This book is designed for intermediate and advanced keyboard players who want to improve their ability to play Brazilian music. The original compositions, composed and performed by Alfredo Cardim, are featured in the playalong CD, along with additional exercises I produced.

Like many other keyboard players, my introduction to Brazilian music began with recordings of songs such as “The Girl From Ipanema,” and from playing the same fourteen tunes by Tom Jobim and Luiz Bonfa from The Real Book on countless casual gigs. Living in Brazil for two years later opened a window to the rich musical world behind those beautiful songs. Back in the United States I began to study Jobim’s chord progressions from the five-volume Cancioneiro Jobim series (The Jobim Songbook), a complete record of his published works. I contacted some of its arrangers in order to find out how the chord symbols had been decided upon in order to make the information in the database as consistent as possible.

In the introduction to the Cancioneiro series, Paulo Jobim explained their approach to making the transcriptions of the songs playable as piano arrangements: "With 'Chega de saudade' we discovered that all the rhythmic divisions of samba, combined with the melody, the guitar and piano accompaniment, were making reading the score almost impossible. So we decided to simplify the rhythm, leaving it up to the pianist to intuitively add the samba beat." I decided to write a book for people who might not know how to do that, and asked Alfredo Cardim, one of the Cancioneiro's arrangers to help.

Alfredo's teaching method begins with developing a rhythmic foundation by having the student begin with the steady 1/16th motion of the ganzá shaker, followed by the two-beat feel of the surdo, and finally adding the syncopations typical of tamborim. The same accented rhythms are adapted to the piano once the groove has been internalized. This seemed like a good approach, combined with his strategy of having students start with solo versions of each song in order to develop a solid melodic and harmonic foundation, after which they play them as if in a trio or quartet. We decided to take this same approach in the order of written arrangements and play-along CD tracks, so that students hear how one might work with bass and drums, and then adapt when adding guitar, and then a trombone. We maxed out the number of tracks allowed on a CD with the exercises and complete songs, and so we used the CD's data session for mp3 mixes, so that one may play along with stereo versions of the bass and drums instead of having to adjust the balance of a stereo system to listen to just one speaker or the other. Lead sheets appear in the back of the book to make it easy to play the songs with live musicians.

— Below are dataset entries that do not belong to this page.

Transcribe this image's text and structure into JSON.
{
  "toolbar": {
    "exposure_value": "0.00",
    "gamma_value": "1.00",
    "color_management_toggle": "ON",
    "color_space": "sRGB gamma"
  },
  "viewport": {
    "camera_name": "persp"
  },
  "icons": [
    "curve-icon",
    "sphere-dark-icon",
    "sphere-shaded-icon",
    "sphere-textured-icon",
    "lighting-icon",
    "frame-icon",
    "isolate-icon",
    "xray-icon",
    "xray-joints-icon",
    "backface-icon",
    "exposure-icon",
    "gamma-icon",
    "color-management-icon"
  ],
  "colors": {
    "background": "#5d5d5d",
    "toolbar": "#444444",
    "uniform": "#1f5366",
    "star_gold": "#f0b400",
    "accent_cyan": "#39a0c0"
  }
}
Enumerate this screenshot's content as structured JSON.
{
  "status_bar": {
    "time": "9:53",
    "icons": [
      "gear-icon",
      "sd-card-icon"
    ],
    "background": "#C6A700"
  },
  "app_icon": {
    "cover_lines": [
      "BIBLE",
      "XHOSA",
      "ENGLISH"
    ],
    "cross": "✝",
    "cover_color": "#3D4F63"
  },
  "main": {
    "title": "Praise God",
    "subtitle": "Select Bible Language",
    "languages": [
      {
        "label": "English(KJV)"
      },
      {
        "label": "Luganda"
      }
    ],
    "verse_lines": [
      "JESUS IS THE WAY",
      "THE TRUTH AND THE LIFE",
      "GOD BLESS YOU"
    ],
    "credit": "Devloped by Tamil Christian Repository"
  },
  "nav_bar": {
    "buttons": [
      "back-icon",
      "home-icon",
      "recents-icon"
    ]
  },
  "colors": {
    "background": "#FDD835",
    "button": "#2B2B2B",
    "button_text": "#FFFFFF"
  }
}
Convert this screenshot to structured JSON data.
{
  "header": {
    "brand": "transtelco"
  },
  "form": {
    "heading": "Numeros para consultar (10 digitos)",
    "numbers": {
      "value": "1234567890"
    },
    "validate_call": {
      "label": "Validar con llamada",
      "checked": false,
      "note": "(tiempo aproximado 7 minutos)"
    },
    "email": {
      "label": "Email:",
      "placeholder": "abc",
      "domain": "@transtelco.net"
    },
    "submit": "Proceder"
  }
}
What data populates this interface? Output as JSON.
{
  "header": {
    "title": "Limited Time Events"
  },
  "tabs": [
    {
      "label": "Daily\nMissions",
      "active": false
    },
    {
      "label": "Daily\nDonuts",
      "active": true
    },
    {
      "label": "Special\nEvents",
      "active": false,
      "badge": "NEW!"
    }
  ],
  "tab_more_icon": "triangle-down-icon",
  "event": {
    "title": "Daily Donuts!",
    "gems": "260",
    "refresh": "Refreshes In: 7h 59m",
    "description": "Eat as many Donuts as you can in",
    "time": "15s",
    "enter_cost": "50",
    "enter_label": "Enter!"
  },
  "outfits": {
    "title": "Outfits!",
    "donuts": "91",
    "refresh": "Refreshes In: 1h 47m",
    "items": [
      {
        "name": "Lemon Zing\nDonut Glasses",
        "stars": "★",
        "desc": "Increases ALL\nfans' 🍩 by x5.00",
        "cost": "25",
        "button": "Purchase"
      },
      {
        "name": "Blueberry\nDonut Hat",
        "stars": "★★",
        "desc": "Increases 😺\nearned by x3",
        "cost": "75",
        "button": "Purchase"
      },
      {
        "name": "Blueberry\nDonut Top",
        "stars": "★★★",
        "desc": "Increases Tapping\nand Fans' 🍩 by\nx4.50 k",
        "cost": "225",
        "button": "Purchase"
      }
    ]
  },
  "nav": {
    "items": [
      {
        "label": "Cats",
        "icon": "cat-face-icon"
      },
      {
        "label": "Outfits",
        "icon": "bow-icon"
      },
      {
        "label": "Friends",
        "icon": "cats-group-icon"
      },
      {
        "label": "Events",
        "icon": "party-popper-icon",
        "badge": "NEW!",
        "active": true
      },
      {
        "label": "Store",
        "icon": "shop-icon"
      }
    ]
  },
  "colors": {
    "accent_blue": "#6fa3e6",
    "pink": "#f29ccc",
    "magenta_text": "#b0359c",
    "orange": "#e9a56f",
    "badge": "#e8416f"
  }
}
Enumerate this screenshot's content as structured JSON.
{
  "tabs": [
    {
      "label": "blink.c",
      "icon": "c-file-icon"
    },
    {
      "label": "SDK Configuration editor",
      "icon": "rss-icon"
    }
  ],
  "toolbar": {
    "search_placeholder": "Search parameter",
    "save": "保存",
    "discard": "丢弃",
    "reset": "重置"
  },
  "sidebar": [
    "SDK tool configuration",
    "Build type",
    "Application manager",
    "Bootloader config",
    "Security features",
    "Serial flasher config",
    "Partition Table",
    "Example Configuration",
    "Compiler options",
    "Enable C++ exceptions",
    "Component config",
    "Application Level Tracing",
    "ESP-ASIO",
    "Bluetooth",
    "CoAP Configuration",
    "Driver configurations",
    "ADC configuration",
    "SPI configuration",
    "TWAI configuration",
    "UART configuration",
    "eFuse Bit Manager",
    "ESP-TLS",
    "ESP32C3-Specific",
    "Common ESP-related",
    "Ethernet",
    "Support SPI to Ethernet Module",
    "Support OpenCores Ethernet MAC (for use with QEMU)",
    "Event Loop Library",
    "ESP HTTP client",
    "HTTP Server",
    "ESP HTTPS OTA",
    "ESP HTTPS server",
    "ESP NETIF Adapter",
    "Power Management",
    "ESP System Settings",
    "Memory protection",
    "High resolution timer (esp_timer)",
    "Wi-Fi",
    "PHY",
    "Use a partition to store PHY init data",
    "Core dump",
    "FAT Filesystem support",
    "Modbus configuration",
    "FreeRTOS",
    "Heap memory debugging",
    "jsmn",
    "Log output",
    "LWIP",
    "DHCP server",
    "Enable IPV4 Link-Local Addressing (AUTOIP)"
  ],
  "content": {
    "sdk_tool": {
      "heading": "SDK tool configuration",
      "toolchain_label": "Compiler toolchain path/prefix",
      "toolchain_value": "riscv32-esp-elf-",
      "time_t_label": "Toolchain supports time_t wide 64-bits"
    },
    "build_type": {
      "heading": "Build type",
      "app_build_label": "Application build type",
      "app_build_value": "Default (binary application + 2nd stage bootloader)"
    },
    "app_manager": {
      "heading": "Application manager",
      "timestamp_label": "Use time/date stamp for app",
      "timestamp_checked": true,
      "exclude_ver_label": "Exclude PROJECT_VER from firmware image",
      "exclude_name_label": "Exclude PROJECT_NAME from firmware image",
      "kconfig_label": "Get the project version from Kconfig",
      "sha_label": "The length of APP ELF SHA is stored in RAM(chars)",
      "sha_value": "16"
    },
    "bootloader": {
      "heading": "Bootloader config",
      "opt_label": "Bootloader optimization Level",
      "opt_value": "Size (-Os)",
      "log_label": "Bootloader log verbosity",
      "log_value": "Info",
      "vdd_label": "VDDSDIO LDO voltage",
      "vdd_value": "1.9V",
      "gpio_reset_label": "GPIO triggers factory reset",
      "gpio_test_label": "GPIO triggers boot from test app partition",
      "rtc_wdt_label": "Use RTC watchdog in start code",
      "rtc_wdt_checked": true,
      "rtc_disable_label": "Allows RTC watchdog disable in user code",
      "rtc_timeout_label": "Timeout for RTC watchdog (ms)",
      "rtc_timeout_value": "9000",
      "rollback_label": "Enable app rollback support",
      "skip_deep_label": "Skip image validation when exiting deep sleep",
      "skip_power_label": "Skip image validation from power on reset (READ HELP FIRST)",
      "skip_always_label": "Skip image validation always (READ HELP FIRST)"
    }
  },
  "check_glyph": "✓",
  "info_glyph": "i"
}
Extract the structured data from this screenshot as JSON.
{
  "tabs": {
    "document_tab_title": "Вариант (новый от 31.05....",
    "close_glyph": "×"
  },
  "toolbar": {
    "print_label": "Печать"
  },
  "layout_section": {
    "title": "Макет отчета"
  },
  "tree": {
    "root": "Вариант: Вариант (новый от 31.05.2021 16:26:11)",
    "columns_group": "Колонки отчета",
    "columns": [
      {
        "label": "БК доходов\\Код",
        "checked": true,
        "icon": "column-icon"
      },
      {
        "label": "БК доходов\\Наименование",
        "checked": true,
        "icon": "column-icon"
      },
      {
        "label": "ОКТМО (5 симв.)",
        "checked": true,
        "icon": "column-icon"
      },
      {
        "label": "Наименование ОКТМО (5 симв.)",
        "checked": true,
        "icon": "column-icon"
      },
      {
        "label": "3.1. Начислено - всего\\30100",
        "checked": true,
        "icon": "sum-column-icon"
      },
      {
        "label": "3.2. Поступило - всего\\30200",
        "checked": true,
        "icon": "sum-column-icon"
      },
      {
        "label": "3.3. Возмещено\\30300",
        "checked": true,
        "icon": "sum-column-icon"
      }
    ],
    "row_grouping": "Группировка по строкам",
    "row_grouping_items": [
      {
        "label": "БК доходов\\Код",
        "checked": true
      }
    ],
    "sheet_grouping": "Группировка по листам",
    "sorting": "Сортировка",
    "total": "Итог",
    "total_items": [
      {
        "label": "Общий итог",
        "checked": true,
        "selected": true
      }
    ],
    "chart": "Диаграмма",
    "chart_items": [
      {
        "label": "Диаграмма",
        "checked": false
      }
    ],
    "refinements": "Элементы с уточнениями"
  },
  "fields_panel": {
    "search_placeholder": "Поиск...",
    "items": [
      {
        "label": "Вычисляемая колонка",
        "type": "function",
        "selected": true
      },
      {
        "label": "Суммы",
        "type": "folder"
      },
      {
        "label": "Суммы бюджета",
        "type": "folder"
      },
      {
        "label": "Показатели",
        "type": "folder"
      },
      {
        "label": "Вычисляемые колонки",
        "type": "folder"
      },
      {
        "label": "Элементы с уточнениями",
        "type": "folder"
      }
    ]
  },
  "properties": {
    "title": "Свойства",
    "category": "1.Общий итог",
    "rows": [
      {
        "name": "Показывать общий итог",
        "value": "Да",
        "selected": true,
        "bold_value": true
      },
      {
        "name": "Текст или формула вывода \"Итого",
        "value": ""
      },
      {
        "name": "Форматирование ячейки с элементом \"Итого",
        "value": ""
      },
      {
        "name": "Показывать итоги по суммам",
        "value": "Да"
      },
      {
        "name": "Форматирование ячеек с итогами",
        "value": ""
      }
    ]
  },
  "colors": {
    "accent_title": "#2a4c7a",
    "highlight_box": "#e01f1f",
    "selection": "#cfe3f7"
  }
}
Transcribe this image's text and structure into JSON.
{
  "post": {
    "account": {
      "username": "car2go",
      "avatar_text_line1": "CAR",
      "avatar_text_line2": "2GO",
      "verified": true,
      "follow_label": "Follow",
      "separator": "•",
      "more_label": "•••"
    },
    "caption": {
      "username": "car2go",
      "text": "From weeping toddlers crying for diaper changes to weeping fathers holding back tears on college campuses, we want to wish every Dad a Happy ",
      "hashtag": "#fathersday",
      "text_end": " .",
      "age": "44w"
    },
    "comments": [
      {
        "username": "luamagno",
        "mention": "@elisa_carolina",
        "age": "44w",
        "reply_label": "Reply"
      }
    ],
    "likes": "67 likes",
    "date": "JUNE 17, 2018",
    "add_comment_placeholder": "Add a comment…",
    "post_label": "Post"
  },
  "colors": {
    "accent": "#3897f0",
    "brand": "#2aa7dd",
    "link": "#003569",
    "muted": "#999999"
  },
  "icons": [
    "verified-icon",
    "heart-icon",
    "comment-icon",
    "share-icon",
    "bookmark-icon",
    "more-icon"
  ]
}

Four musicians are interviewed for the project, providing additional perspective, and value for anyone interested in Brazilian music. João Donato came to the U.S. before the bossa nova wave hit, and became a leader of the Brazilian Latin style. Highlights of the interview include the similarity of his technique with playing hand percussion, and the value of simplicity. The notated examples in the text do not pretend to fully capture the complexity of his swinging style. Readers are directed to watch, listen, and read source material cited in the discography and bibliography. The second interview is with master arranger and session player Clare Fischer, who relates how he absorbed the culture by working with Cuban and Brazilian musicians, and how arranging enlarged his keyboard vocabulary. Having begun their careers in the 1960s as pioneers of the Brazilian instrumental movement, César Camargo Mariano and Dom Salvador lend additional musical and historical authority to the collection, and talk about their work with the early trios, what it's like to play solo, how to accompany, and work with drummers and guitarists. Mariano was the producer and played electric piano on the landmark album Elis & Tom. Salvador has been playing in the U.S. since 1973 and gives foreigners suggestions on how to learn to play Brazilian music.

—Robert Willey

Robert Willey is a pianist, improviser, and composer. He teaches music media at the University of Louisiana at Lafayette, where he is involved with Creole/zydeco and Cajun music, Disklavier, and the compositions of Conlon Nancarrow.


My idea for this book was to translate my experience playing Brazilian music into music notation, and to expose the student to some styles of music related to the samba rhythm. I recommend that you begin your study by playing ganzá or some other shaker along with the batucada CD tracks. Once you can play 16th notes evenly, the next step is to count out loud two beats in each bar. The count on the second beat should be emphasized, with each beat divided into four straight (un-swung) 16th notes. Work on this until it is comfortable for you. It’s very important to internalize this rhythm before you play the exercises and songs on the piano.

The next step when I teach piano lessons is to work on tunes. We took the same approach in this book, by first learning them as piano solos in order to develop a solid harmonic and rhythmic foundation. After mastering the chord progressions, melody, and form of a song in a solo setting, you will be ready to move on to playing it in an arrangement for duo or trio. As the size of the group grows you can turn over the role of playing chord roots and some of the rhythm to the other players. We have included lead sheets of the songs at the end of the book in case you would like to play them with other musicians.

—Alfredo Cardim

Alfredo Cardim lives in Rio de Janeiro, and has over forty years of recording and performing experience with musicians such as Edison Machado, Astrud Gilberto, Milton Banana, Gonzaguinha, Emilio Santiago, and Duduka da Fonseca.